Traditional network SLA’s focused on MPLS grade networks are meaningless when staff are working from home. Many organisations were already transitioning towards SD-WAN or SASE architectures, however the crisis has prioritised and expedited the requirements for significant network transformation projects. Rather than relying on the crutch of supposably “reliable network links” we must architect solutions that provide the performance and reliability needed using best effort grade network links. This is possible, however it requires a diligent and informed planning approach to a significant network transformation program.
Organisations were often able to identify the critical IT resources during the early crisis response. When they saw that one or two IT staff seemed to be the centre of everything, they celebrated their dedication and heroics when 18-hour days were stacked end to end. However, we should examine our teams’ operational balance and knowledge distribution to identify resource choke points and single points of failure to plan for more sustainable and resilient operations in the future.
Training has never been so important – new processes and new technology requires new skills – and while team-based self-support models have often worked well through the crisis period, they have worked better when IT has effectively communicated and deliberately cascaded knowledge. We should be ensuring that we look at what worked, and what can be improved so that support models in the future can improve and embed new skills across the organisation. IT deskside support (physical presence) has been a reducing trend over recent years, however organisations that retained this capability to a limited degree were much better placed during the transition to WFH. The logistics of supporting an extensive work from home capability in a permanent form will require further consideration for many organisations. We recommend that HR be involved in these discussions to ensure technical and human requirements are balanced and expectations managed.
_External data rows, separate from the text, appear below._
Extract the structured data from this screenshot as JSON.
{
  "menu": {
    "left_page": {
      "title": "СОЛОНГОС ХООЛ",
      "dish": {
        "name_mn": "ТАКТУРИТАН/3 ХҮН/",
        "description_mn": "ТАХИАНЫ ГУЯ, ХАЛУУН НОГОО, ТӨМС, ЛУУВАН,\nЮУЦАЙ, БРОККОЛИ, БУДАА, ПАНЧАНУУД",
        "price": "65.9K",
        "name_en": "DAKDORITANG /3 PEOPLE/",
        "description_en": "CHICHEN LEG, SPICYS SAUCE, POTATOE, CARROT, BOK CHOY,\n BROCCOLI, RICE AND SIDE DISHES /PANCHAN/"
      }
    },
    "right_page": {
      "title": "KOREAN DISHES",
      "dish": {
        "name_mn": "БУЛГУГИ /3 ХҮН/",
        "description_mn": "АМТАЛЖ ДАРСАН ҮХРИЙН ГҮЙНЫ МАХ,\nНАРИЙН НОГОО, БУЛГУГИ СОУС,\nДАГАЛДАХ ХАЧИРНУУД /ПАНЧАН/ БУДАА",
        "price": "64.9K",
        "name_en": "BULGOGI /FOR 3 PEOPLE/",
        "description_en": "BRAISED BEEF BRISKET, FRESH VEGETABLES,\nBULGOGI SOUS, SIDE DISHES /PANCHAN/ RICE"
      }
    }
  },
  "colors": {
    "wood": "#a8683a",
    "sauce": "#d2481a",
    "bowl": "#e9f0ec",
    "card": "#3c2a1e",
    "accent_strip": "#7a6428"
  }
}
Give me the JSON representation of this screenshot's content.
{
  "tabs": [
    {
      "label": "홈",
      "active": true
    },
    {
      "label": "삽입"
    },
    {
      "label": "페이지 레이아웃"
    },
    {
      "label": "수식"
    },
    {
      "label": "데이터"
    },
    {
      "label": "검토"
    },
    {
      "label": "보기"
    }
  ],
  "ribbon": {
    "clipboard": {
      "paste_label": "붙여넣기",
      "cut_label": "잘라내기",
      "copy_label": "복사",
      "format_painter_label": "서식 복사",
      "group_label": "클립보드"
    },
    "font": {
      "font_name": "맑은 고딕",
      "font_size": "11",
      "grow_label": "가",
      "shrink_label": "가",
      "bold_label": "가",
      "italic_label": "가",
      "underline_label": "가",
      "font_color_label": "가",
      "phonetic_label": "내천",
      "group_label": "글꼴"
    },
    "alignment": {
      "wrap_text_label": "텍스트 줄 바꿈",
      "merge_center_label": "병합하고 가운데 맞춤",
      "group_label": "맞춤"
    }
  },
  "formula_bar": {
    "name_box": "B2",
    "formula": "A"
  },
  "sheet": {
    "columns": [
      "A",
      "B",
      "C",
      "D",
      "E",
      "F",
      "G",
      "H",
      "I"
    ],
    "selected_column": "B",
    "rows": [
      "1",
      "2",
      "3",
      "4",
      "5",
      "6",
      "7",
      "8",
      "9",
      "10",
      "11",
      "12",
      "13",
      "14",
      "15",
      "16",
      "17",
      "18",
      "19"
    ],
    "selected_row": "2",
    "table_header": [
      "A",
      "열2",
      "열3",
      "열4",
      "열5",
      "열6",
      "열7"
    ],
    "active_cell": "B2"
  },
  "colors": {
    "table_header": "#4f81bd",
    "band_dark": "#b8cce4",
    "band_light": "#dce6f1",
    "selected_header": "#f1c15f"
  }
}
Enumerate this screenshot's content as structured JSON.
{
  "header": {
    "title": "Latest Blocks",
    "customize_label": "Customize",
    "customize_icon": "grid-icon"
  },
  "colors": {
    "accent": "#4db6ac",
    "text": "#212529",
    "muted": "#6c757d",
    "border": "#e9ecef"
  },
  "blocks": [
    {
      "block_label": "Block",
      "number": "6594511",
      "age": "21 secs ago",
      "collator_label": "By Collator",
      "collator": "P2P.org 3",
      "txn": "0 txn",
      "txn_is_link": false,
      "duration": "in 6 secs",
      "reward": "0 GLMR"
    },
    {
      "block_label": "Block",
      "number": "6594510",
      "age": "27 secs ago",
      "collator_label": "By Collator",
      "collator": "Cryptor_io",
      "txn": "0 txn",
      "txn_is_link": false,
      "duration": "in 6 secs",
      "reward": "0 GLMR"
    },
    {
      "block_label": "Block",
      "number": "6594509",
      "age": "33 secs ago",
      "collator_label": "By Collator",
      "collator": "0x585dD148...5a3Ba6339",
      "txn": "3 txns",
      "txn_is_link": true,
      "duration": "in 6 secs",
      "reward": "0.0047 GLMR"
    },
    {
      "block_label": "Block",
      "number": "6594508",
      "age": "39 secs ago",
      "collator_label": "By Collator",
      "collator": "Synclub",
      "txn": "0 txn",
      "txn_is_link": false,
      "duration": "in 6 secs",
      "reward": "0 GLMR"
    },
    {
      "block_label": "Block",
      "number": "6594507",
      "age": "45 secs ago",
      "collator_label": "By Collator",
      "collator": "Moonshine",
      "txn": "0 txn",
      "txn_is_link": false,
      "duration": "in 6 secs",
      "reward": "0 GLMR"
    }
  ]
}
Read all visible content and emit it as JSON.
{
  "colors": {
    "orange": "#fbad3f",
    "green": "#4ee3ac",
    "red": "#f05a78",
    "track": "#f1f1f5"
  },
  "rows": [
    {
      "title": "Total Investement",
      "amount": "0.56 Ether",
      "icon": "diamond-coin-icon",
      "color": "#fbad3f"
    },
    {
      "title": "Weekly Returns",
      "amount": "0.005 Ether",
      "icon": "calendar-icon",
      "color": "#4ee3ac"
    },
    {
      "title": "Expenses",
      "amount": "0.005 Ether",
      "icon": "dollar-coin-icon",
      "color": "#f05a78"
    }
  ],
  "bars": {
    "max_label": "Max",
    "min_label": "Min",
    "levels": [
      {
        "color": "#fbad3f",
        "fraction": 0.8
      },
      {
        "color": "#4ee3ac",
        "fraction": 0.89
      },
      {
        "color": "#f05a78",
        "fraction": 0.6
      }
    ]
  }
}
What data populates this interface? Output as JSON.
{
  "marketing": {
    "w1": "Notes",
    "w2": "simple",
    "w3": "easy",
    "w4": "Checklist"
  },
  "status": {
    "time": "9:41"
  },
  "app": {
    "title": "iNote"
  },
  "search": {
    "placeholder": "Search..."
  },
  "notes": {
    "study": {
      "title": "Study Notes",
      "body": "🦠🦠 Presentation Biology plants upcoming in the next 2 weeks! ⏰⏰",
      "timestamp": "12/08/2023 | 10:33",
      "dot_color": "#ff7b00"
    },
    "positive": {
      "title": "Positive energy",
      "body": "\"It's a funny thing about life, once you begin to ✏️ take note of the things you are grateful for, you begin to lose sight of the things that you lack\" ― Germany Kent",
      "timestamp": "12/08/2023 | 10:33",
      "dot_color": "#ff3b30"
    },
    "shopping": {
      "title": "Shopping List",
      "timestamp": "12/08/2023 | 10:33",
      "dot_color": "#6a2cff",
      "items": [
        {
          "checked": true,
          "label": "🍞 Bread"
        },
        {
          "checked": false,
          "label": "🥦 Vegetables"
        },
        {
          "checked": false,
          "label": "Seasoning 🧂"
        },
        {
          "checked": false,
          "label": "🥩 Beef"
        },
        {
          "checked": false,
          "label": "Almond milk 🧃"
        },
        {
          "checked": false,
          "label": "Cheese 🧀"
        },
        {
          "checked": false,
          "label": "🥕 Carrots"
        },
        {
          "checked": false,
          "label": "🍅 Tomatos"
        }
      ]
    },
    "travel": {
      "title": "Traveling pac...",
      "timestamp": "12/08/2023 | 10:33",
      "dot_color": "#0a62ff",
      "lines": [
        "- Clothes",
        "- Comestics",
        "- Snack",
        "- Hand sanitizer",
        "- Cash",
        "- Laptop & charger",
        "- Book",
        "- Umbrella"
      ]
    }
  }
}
Some IT leaders and CIOs are taking the view that their “IT strategy is so well thought through that it doesn’t need to change” as its already focused on the flexibility and future architecture principles required. However this appears in most instances to be naïve; we believe it is fanciful to ignore the significant changes that have occurred in the business environment. Although it’s possible that the technology vision is still appropriate, the priority and velocity of the initiatives to get there will almost certainly have to be adjusted to support the business. Assumptions should be reviewed and priorities and velocity recast to deliver within the revised resource and capital envelope available. Whether due to the governments depreciation stimulus or simple business imperative, this may be an increased velocity of delivery for initiatives supporting cost savings or revenue generation.
2020 is the inflection year for many technology departments. Everyone should revisit strategy plans and many will need to rapidly review security risk and network transformation programs. Technology departments will be entering 2021 with a broader appreciation of the critical role they play. IT successfully rising to the challenge of unexpected business requirements and changed expectations with considered strategic plans and deliberate responses will be a determining factor in their organisations’ overall success. It is simply not an option to wait and see what happens and unfortunately some technology leaders will not be able to meet this challenge. Technology disruption next year is unlikely to be any less than in 2020, however we can all work toward ensuring that it is more planned and deliberate.